The patient presented is a high school baseball pitcher who was unable to throw because of shoulder pain. He subsequently failed nonoperative management but was able to return to pitching after surgery and successful rehabilitation.
Clinical Outcomes Assessment:
The Disabilities of Arm, Shoulder and Hand (DASH) and the Pennsylvania Shoulder Score (PENN) were selected as clinical outcome assessment tools to quantify the patient’s perceived ability to perform common daily tasks and sport tasks and current symptoms such as pain and patient satisfaction.
Clinical Decision Making:

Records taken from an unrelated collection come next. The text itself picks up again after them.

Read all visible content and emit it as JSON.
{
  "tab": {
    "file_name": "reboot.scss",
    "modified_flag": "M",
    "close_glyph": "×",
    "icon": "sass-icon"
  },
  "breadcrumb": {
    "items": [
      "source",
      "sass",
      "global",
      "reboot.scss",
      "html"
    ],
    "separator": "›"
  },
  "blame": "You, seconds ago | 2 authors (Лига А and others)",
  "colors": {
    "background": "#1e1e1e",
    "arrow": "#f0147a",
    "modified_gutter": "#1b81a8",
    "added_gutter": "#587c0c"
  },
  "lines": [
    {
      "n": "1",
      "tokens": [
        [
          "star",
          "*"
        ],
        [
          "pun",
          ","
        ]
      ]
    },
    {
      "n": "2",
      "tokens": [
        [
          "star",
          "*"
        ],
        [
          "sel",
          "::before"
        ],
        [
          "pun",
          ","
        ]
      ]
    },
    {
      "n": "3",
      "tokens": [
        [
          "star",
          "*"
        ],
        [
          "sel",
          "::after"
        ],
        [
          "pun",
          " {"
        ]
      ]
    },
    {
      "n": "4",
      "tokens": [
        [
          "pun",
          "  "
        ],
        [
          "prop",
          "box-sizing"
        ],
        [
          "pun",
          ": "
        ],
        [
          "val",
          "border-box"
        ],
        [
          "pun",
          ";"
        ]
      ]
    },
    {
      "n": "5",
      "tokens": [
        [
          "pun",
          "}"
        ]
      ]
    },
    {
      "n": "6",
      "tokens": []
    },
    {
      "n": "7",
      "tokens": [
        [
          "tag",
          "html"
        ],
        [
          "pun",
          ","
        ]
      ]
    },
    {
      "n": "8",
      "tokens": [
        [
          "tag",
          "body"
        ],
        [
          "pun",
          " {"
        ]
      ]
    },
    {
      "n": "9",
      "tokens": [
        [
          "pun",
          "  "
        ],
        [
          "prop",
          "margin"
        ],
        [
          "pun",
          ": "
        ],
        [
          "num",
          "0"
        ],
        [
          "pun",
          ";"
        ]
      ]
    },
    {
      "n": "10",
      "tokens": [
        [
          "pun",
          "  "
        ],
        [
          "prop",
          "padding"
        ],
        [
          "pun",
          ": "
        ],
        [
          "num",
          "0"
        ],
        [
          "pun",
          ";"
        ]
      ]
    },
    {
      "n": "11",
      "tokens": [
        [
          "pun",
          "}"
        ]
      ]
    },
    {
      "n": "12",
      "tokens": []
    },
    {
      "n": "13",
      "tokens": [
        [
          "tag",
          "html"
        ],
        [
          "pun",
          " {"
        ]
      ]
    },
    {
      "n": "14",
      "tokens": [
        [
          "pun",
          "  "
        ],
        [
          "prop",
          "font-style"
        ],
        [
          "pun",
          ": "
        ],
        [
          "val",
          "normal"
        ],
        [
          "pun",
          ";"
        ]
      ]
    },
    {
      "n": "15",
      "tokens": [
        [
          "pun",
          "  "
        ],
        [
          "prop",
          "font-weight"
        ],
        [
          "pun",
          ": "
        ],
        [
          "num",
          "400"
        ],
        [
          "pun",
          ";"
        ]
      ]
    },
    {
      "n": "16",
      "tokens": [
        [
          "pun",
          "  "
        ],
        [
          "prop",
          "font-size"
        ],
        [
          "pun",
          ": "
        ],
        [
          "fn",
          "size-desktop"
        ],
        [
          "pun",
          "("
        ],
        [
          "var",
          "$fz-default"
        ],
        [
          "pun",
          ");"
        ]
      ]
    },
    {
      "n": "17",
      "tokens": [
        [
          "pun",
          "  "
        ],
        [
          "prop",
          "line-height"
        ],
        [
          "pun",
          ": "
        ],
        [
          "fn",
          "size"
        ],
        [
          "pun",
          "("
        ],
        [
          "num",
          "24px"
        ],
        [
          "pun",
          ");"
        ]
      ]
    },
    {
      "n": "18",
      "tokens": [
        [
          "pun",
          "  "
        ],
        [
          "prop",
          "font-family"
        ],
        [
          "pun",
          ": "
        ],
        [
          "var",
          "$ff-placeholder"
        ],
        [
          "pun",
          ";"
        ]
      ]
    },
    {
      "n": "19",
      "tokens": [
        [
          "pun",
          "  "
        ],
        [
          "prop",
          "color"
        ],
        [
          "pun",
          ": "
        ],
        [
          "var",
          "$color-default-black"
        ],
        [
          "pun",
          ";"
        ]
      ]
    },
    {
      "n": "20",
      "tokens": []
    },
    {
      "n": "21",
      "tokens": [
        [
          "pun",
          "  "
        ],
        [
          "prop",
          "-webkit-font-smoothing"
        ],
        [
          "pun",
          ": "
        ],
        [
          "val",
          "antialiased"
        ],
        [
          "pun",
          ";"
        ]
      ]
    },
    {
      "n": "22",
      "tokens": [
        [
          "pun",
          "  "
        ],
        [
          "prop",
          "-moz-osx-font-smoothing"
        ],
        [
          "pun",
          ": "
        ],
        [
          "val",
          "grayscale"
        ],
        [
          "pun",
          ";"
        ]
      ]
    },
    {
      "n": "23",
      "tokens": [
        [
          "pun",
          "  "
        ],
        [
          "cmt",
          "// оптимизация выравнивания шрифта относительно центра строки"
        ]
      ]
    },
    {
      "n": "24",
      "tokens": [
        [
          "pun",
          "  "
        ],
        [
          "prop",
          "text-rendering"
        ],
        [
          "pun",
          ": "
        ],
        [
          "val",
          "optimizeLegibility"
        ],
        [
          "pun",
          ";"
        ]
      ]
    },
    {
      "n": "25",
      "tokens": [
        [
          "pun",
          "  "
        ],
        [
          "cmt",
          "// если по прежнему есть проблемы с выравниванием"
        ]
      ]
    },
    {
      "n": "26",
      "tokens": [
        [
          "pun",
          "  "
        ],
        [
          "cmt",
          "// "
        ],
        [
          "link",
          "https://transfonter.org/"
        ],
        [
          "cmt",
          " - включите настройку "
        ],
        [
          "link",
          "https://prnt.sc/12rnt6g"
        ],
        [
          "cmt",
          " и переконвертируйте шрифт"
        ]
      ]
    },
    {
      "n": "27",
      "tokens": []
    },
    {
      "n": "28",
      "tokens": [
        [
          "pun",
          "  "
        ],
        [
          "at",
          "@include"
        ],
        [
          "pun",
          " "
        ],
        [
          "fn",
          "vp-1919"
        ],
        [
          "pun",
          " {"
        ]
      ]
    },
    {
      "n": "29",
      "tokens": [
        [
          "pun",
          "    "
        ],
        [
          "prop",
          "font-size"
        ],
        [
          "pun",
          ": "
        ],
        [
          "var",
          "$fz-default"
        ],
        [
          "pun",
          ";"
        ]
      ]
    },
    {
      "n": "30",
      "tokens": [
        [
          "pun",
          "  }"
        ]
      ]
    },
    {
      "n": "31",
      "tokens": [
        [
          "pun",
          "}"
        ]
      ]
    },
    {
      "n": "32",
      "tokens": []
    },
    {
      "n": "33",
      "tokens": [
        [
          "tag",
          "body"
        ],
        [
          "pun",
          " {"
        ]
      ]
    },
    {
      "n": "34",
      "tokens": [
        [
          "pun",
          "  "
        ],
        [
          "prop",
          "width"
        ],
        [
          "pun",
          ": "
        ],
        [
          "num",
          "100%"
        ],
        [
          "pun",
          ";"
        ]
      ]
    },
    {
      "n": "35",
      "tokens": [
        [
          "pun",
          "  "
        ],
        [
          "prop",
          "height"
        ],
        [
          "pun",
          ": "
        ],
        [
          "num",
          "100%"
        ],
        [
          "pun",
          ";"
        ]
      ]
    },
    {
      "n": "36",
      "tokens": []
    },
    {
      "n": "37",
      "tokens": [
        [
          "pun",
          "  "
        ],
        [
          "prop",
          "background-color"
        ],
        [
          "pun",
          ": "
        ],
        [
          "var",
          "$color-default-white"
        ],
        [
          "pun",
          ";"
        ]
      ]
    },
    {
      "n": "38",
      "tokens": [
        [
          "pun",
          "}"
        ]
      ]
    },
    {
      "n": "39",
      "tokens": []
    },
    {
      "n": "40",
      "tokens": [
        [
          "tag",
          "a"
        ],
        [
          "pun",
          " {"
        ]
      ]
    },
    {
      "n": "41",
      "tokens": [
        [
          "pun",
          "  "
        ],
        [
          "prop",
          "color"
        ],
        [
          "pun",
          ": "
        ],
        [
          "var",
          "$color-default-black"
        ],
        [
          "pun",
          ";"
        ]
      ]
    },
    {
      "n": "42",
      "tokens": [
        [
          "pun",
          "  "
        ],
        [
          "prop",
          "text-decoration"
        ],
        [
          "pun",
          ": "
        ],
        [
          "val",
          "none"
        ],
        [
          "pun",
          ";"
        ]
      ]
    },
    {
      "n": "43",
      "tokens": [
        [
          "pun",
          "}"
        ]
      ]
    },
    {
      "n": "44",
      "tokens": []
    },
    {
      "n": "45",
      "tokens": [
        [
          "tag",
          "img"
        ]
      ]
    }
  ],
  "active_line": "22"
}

The DASH and PENN provide important information that can be used to target specific interventions, set appropriate patient goals, assess between-sessions changes in patient status, and quantify patients’ functional loss.
Clinical Bottom Line:
Best clinical practice involves the use of clinical outcome assessment tools to garner an objective measure of the impact of a patient’s disease process on functional expectations. This process should facilitate a patient-centered approach by clinicians while they select the optimal intervention strategies and establish prognostic timelines.
Mont Hubbard, Robin L. Hibbard, Maurice R. Yeadon and Andrzej Komor
This paper presents a planar, four-segment, dynamic model for the flight mechanics of a ski jumper. The model consists of skis, legs, torso and head, and arms. Inputs include net joint torques that are used to vary the relative body configurations of the jumper during flight. The model also relies on aerodynamic data from previous wind tunnel tests that incorporate the effects of varying body configuration and orientation on lift, drag, and pitching moment. A symbolic manipulation program, “Macsyma,” is used to derive the equations of motion automatically. Experimental body segment orientation data during the flight phase are presented for three ski jumpers which show how jumpers of varying ability differ in flight and demonstrate the need for a more complex analytical model than that previously presented in the literature. Simulations are presented that qualitatively match the measured trajectory for a good jumper. The model can be used as a basis for the study of optimal jumper behavior in flight which maximizes jump distance.
Matthew J. Cross, Sean Williams, Grant Trewartha, Simon P.T. Kemp and Keith A. Stokes
To explore the association between in-season training-load (TL) measures and injury risk in professional rugby union players.
This was a 1-season prospective cohort study of 173 professional rugby union players from 4 English Premiership teams. TL (duration × session-RPE) and time-loss injuries were recorded for all players for all pitch- and gym-based sessions. Generalized estimating equations were used to model the association between in-season TL measures and injury in the subsequent week.
Injury risk increased linearly with 1-wk loads and week-to-week changes in loads, with a 2-SD increase in these variables (1245 AU and 1069 AU, respectively) associated with odds ratios of 1.68 (95% CI 1.05–2.68) and 1.58 (95% CI 0.98–2.54). When compared with the reference group (<3684 AU), a significant nonlinear effect was evident for 4-wk cumulative loads, with a likely beneficial reduction in injury risk associated with intermediate loads of 5932–8651 AU (OR 0.55, 95% CI 0.22–1.38) (this range equates to around 4 wk of average in-season TL) and a likely harmful effect evident for higher loads of >8651 AU (OR 1.39, 95% CI 0.98–1.98).
Players had an increased risk of injury if they had high 1-wk cumulative loads (1245 AU) or large week-to-week changes in TL (1069 AU). In addition, a U-shaped relationship was observed for 4-wk cumulative loads, with an apparent increase in risk associated with higher loads (>8651 AU). These measures should therefore be monitored to inform injury-risk-reduction strategies.